Work required :: The full listing, excluding its pictures, should be printed exactly as it stands.

Recorded information ::

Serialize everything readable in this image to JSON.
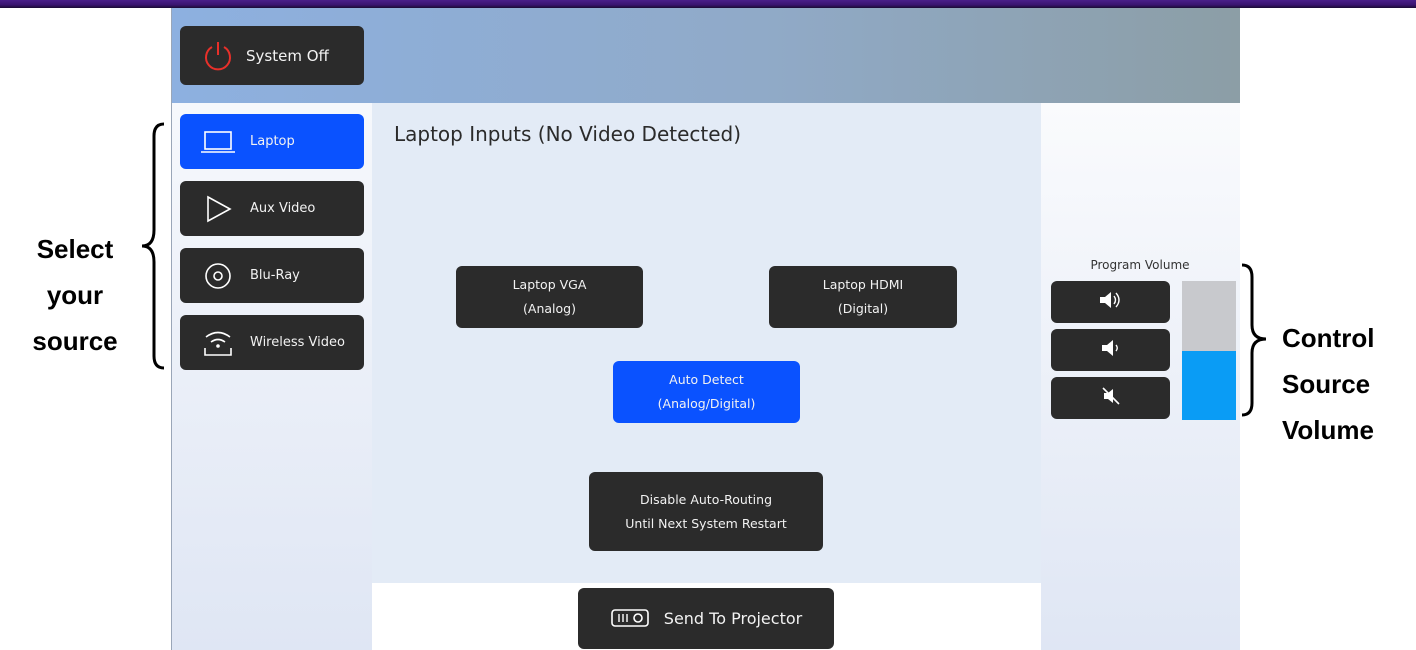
{
  "header": {
    "system_off_label": "System Off"
  },
  "sources": [
    {
      "label": "Laptop",
      "icon": "laptop-icon",
      "active": true
    },
    {
      "label": "Aux Video",
      "icon": "play-icon",
      "active": false
    },
    {
      "label": "Blu-Ray",
      "icon": "disc-icon",
      "active": false
    },
    {
      "label": "Wireless Video",
      "icon": "wireless-icon",
      "active": false
    }
  ],
  "content": {
    "title": "Laptop Inputs (No Video Detected)",
    "vga": {
      "line1": "Laptop VGA",
      "line2": "(Analog)"
    },
    "hdmi": {
      "line1": "Laptop HDMI",
      "line2": "(Digital)"
    },
    "auto": {
      "line1": "Auto Detect",
      "line2": "(Analog/Digital)"
    },
    "disable": {
      "line1": "Disable Auto-Routing",
      "line2": "Until Next System Restart"
    },
    "send_label": "Send To Projector"
  },
  "volume": {
    "title": "Program Volume",
    "level": 0.5,
    "fill_color": "#0a9cf5",
    "buttons": [
      "volume-up-icon",
      "volume-down-icon",
      "mute-icon"
    ]
  },
  "annotations": {
    "left": [
      "Select",
      "your",
      "source"
    ],
    "right": [
      "Control",
      "Source",
      "Volume"
    ]
  },
  "colors": {
    "active": "#0a52ff",
    "button": "#2b2b2b",
    "power": "#e8302a"
  }
}
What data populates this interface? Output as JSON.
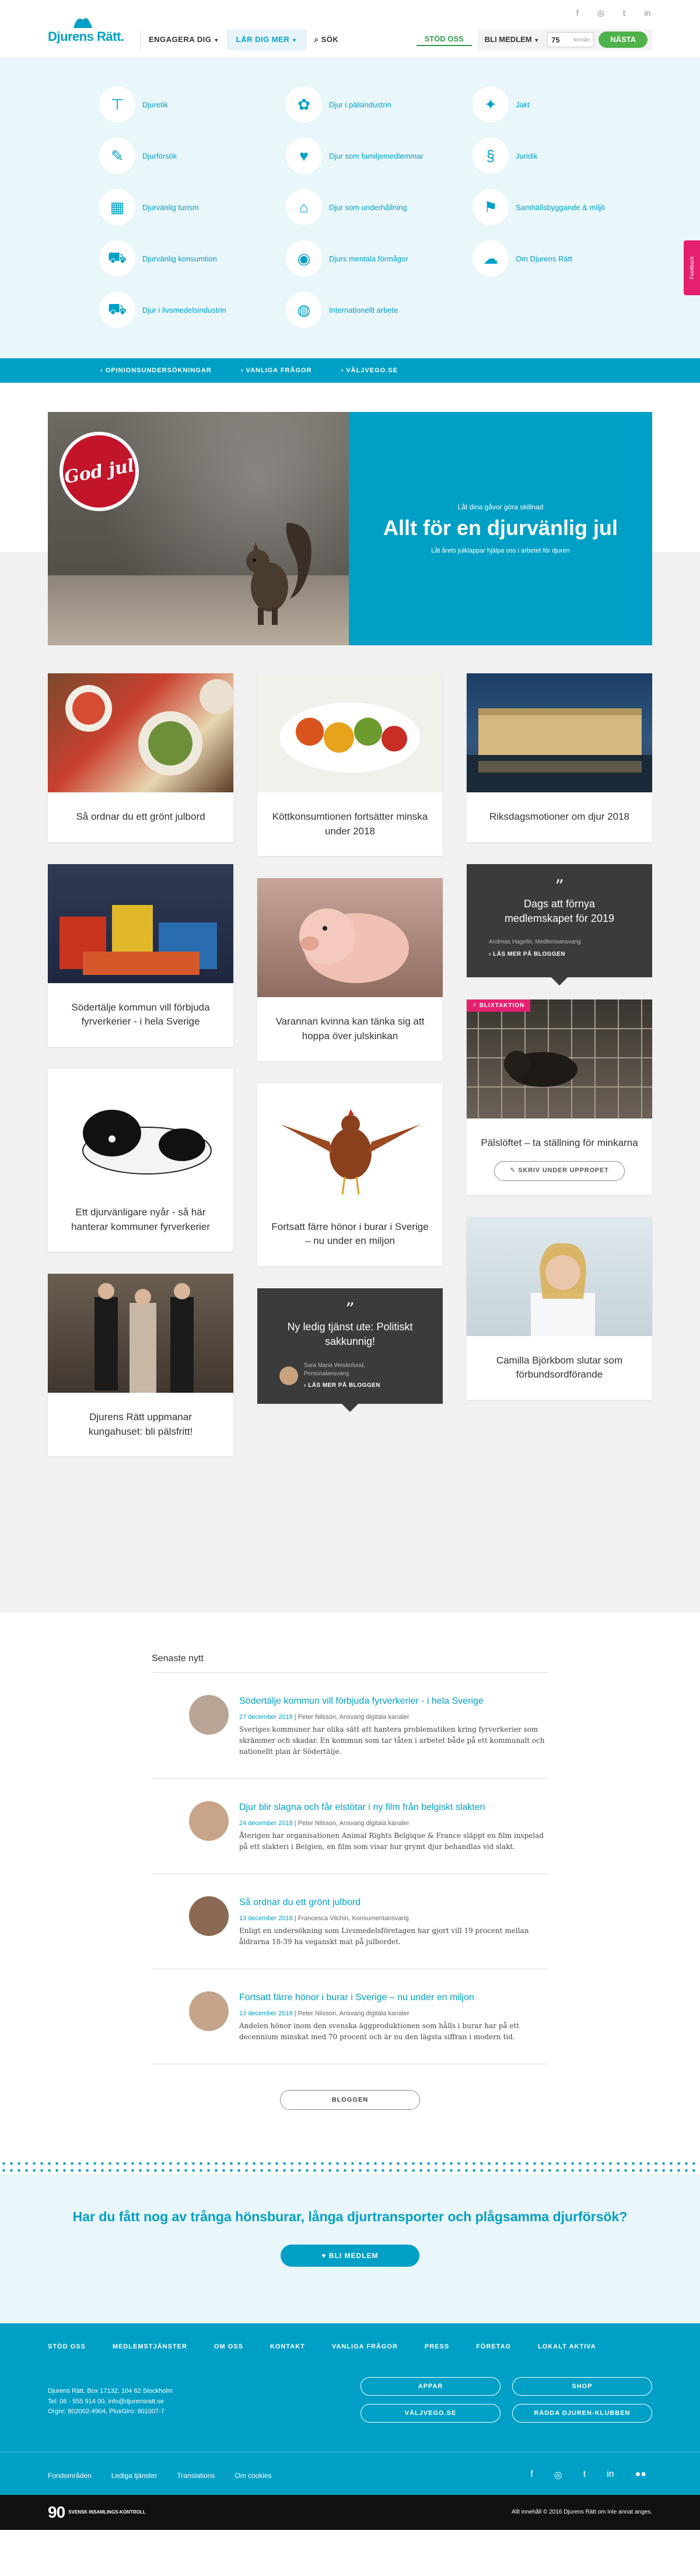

Output of the task ::
Serialize everything readable in this image to JSON.
{
  "header": {
    "system_off_label": "System Off"
  },
  "sources": [
    {
      "label": "Laptop",
      "icon": "laptop-icon",
      "active": true
    },
    {
      "label": "Aux Video",
      "icon": "play-icon",
      "active": false
    },
    {
      "label": "Blu-Ray",
      "icon": "disc-icon",
      "active": false
    },
    {
      "label": "Wireless Video",
      "icon": "wireless-icon",
      "active": false
    }
  ],
  "content": {
    "title": "Laptop Inputs (No Video Detected)",
    "vga": {
      "line1": "Laptop VGA",
      "line2": "(Analog)"
    },
    "hdmi": {
      "line1": "Laptop HDMI",
      "line2": "(Digital)"
    },
    "auto": {
      "line1": "Auto Detect",
      "line2": "(Analog/Digital)"
    },
    "disable": {
      "line1": "Disable Auto-Routing",
      "line2": "Until Next System Restart"
    },
    "send_label": "Send To Projector"
  },
  "volume": {
    "title": "Program Volume",
    "level": 0.5,
    "fill_color": "#0a9cf5",
    "buttons": [
      "volume-up-icon",
      "volume-down-icon",
      "mute-icon"
    ]
  },
  "annotations": {
    "left": [
      "Select",
      "your",
      "source"
    ],
    "right": [
      "Control",
      "Source",
      "Volume"
    ]
  },
  "colors": {
    "active": "#0a52ff",
    "button": "#2b2b2b",
    "power": "#e8302a"
  }
}
What data populates this interface? Output as JSON.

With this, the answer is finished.